Russian official says military specialists, not troops, sent to Syria: Reports
A Russian official has reportedly said that his country is sending specialists into Syria to train the Syrian military to use Russian equipment.
Russian Deputy Minister of Foreign Affairs Mikhail Bogdanov also reportedly demanded to know why Bulgaria had blocked its airspace to Russian planes, according to Interfax News Agency.
Bogdanov's comments come a day after a Syrian official denied reports of increased military activity by Russian troops on its soil.
Last week, Washington said it was looking into claims of ramped up support for Syria from Moscow, warning that any confirmed activity would be "destabilising and counter-productive".
US Secretary of State John Kerry had told his Russian counterpart Sergei Lavrov that the US was "concerned" about Russian military reinforcements in Syria, the State Department said.
Speaking late on Monday to Hezbollah's Al-Manar television station, Syrian Information Minister Omran Zohbi dismissed the reports as baseless.
"There is absolutely nothing to these rumours and what was said a few days ago," Zohbi said of reports of increased aid from Russia, a key supporter of Syrian President Bashar al-Assad.
"There are no Russian forces, and there is no Russian military activity on Syrian territory by land, sea or air," Zohbi told Al-Manar, which is run by Hezbollah, whose forces have been key to bolstering the Assad government.
Bulgaria's foreign ministry spokeswoman said on Tuesday that the country has refused permission to allow an unknown number of Russian planes to pass through its airspace amid the growing US concerns.
"The planes were said to carry humanitarian aid but we had information, that we had every reason to trust, that the declared cargo was not the real one," foreign ministry spokeswoman Betina Zhoteva told AFP.
A Greek official said on Monday that his country had received a request from the US to block Russian supply planes heading to Syria from flying through Greek air space.
Moscow said that the aid it provides to Damascus is normal.
Russia maintains a naval base in the Syrian port of Tartus, the origins of which date back to Moscow's close relationship with Damascus under the Soviet Union.
Zohbi said the rumours about increased Russian aid were "circulated by Western intelligence and in some Arab intelligence services to give the impression... that Russia is intervening directly in order to put pressure on Syria... and that the Syrian state has weakened so much it needs direct help from its friends."
"Syrian-Russian ties in the military context are a prolonged relationship, and whatever is coming from the Russian military to Syria is a result of previous agreements that were settled in the past, and are not something new," Zohbi told Al-Manar.

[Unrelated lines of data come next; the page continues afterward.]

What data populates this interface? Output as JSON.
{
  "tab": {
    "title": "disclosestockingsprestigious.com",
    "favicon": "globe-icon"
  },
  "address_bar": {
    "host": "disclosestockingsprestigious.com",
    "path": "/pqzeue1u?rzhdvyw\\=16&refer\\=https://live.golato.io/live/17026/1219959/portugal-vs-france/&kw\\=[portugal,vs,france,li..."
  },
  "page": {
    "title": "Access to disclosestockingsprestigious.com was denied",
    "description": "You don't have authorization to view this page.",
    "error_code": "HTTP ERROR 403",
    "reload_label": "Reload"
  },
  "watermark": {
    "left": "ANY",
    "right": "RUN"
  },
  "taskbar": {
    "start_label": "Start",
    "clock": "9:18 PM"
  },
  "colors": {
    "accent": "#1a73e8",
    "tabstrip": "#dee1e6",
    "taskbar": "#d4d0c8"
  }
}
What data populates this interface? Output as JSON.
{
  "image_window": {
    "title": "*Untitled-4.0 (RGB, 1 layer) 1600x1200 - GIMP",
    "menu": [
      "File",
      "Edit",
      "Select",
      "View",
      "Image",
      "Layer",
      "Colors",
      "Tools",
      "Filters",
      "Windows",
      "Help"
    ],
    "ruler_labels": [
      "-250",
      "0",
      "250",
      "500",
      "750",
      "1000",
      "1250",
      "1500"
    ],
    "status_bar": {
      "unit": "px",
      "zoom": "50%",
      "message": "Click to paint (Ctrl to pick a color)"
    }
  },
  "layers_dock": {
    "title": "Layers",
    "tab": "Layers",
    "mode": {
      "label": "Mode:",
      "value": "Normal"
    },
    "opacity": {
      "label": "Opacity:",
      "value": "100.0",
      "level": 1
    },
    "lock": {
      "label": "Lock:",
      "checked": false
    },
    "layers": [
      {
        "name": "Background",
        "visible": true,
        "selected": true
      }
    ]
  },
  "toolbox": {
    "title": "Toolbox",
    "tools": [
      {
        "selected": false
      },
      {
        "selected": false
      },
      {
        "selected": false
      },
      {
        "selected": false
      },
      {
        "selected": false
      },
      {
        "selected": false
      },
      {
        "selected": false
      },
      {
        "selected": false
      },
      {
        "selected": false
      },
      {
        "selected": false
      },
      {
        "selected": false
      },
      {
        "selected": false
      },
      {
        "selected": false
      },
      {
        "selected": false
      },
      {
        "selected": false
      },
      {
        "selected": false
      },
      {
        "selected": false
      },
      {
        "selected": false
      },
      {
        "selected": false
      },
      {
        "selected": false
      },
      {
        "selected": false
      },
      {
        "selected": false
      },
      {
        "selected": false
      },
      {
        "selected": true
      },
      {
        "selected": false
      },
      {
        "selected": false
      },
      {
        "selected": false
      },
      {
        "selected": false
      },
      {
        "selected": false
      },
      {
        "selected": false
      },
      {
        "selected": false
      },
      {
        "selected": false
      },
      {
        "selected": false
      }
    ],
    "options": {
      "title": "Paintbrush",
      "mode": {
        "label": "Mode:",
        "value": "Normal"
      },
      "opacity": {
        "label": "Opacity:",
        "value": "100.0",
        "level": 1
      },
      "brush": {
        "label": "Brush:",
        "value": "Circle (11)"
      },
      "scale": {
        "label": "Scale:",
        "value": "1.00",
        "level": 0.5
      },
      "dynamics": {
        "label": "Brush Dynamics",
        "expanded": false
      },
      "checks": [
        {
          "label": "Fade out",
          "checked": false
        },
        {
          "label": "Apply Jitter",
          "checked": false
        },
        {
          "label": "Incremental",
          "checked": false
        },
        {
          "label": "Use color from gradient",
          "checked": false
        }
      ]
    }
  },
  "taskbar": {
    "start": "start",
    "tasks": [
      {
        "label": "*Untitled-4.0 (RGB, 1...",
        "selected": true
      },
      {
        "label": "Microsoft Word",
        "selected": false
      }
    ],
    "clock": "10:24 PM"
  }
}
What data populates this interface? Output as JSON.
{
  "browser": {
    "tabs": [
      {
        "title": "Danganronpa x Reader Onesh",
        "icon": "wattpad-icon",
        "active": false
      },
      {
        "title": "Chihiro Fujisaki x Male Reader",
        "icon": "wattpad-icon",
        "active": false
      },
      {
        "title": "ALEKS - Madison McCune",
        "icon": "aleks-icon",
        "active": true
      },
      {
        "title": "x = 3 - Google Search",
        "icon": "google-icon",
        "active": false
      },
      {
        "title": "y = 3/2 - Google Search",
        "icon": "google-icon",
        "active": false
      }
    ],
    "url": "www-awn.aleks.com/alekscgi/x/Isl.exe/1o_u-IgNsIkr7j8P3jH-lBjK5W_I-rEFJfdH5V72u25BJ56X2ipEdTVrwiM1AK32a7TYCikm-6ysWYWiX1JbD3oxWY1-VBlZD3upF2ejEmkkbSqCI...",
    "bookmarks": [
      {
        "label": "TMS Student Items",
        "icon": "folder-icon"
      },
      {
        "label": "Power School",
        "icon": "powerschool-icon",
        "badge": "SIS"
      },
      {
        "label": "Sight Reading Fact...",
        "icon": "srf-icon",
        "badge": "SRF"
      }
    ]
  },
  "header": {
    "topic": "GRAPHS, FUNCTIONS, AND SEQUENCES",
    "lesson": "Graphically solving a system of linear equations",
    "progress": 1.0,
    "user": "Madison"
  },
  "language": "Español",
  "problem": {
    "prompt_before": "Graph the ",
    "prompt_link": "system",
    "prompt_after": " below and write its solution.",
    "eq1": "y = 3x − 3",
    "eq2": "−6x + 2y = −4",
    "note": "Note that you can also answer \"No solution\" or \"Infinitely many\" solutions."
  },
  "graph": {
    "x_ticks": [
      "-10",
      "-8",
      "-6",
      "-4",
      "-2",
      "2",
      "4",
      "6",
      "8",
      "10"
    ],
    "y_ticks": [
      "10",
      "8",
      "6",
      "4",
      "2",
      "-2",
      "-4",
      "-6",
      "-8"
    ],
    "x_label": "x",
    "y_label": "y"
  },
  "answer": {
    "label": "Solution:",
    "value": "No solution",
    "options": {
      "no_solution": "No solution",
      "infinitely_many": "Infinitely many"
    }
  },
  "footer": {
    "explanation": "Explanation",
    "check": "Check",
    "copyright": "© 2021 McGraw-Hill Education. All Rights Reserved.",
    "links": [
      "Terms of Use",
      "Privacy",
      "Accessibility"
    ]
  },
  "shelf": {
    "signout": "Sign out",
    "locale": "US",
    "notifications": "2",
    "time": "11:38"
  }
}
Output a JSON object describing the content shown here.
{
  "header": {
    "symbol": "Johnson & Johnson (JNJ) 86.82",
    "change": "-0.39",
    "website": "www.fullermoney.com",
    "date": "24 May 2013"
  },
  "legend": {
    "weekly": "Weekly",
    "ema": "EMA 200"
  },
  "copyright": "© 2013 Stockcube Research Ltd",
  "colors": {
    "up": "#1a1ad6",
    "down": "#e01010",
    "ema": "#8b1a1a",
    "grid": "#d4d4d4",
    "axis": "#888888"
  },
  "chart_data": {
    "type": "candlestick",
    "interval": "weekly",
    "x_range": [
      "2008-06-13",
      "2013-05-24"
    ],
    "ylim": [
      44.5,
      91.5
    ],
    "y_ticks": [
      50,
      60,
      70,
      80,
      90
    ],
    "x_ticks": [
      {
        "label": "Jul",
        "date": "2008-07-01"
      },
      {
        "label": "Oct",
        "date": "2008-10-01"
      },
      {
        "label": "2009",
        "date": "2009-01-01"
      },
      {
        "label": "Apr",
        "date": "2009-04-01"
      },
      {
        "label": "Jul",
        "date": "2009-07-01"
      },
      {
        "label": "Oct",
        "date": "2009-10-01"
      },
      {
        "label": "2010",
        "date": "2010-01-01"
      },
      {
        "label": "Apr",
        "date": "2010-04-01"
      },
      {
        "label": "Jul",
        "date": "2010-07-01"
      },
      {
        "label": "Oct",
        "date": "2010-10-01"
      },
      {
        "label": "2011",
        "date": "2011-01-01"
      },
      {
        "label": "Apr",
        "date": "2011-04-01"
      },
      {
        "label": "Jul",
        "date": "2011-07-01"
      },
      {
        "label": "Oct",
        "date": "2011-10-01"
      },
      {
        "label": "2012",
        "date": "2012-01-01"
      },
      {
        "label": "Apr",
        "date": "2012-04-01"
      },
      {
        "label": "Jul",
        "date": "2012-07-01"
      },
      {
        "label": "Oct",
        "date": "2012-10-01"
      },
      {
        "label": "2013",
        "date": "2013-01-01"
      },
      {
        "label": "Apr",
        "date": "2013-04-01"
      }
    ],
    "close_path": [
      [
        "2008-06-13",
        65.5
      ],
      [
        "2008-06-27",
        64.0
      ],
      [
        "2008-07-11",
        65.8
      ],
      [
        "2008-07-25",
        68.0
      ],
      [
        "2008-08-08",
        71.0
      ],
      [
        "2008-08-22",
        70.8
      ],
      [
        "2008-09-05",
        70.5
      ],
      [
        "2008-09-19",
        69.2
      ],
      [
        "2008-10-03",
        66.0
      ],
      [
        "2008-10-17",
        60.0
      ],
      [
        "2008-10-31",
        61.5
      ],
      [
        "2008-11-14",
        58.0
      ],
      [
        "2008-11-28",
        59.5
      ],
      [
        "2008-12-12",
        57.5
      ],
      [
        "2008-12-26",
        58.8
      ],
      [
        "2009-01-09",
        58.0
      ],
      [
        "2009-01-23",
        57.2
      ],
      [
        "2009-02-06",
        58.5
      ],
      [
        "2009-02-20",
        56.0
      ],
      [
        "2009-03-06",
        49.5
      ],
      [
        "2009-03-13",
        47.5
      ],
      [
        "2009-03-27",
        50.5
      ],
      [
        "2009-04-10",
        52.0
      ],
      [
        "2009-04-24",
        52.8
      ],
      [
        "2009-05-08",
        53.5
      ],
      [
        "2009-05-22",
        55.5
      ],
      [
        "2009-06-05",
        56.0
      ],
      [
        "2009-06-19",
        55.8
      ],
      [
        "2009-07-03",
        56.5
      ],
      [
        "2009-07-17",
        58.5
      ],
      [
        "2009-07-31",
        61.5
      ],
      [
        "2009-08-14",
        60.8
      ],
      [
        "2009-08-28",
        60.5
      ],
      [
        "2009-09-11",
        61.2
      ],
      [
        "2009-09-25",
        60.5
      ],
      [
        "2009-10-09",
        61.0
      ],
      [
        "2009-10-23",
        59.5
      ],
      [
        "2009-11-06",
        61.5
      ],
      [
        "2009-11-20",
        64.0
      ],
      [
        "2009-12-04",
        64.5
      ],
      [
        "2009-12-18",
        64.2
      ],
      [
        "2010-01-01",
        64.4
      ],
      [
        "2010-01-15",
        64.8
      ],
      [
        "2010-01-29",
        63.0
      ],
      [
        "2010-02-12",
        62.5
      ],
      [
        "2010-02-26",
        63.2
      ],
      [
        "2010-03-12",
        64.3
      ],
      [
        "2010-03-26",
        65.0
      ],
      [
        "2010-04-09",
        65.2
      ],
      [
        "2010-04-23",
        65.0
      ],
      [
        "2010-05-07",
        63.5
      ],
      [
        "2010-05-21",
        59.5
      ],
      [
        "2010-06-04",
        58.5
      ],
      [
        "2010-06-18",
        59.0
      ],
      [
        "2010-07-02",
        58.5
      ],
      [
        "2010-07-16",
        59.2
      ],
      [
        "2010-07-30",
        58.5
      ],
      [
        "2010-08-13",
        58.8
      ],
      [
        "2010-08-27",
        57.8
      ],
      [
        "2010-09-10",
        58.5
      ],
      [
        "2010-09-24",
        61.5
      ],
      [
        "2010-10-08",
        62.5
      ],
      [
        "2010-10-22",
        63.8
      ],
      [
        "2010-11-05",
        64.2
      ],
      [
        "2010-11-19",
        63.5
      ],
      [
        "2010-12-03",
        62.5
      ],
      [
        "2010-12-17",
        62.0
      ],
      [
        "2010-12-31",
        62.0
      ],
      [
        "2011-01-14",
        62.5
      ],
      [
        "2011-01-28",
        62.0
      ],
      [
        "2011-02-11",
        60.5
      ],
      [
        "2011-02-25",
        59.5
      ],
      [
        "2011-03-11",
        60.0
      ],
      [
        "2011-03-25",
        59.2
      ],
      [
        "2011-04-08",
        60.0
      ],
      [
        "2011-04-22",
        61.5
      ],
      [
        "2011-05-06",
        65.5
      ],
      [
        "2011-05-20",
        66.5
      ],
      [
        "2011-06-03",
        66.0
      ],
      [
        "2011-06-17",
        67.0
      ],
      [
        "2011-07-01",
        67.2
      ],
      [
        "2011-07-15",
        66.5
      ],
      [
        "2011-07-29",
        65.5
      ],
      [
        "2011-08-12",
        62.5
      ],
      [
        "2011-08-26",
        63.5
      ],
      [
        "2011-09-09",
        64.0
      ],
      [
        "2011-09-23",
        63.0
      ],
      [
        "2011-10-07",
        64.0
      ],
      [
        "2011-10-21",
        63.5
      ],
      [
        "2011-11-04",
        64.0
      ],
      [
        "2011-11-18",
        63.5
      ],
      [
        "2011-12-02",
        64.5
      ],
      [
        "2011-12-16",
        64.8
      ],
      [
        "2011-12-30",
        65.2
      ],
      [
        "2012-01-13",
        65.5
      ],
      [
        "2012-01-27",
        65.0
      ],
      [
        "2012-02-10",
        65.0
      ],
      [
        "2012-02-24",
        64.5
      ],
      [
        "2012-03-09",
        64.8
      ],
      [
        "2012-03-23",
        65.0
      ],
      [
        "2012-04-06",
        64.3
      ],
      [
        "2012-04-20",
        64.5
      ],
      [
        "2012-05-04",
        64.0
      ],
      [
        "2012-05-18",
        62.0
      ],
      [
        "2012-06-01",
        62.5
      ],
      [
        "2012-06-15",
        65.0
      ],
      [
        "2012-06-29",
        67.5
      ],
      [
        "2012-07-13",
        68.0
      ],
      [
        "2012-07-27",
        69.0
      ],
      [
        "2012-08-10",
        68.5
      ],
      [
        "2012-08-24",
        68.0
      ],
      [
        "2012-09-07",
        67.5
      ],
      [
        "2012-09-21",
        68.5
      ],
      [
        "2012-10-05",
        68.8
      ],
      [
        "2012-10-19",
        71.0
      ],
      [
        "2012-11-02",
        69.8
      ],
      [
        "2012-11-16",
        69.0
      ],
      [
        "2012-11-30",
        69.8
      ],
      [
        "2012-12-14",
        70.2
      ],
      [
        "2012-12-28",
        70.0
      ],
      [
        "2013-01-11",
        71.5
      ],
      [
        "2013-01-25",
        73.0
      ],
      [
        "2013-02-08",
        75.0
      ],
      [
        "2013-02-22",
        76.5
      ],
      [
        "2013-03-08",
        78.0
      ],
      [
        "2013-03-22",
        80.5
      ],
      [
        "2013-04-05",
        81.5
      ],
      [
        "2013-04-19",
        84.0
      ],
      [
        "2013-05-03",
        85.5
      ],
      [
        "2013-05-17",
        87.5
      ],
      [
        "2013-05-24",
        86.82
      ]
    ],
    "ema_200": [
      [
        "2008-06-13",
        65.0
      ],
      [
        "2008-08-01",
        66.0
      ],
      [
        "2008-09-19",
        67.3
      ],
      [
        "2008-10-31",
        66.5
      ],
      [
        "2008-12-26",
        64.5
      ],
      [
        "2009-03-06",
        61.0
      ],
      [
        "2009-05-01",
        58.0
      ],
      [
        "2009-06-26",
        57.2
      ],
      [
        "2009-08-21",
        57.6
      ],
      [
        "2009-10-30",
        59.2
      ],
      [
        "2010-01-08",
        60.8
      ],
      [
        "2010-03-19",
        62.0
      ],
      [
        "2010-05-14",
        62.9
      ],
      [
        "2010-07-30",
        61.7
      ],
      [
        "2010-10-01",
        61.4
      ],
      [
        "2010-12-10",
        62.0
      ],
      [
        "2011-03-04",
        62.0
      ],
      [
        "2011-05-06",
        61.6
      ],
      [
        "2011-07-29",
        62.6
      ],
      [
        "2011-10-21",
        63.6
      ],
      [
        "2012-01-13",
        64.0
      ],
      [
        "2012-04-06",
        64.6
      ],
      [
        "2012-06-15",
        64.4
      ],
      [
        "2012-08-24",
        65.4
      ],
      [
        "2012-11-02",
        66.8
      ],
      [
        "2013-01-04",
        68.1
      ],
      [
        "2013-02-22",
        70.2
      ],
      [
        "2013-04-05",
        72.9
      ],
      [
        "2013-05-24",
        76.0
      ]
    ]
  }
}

He accused the US and others of providing "lethal aid to armed terrorist groups" that he said were falsely presented as being part of the moderate opposition.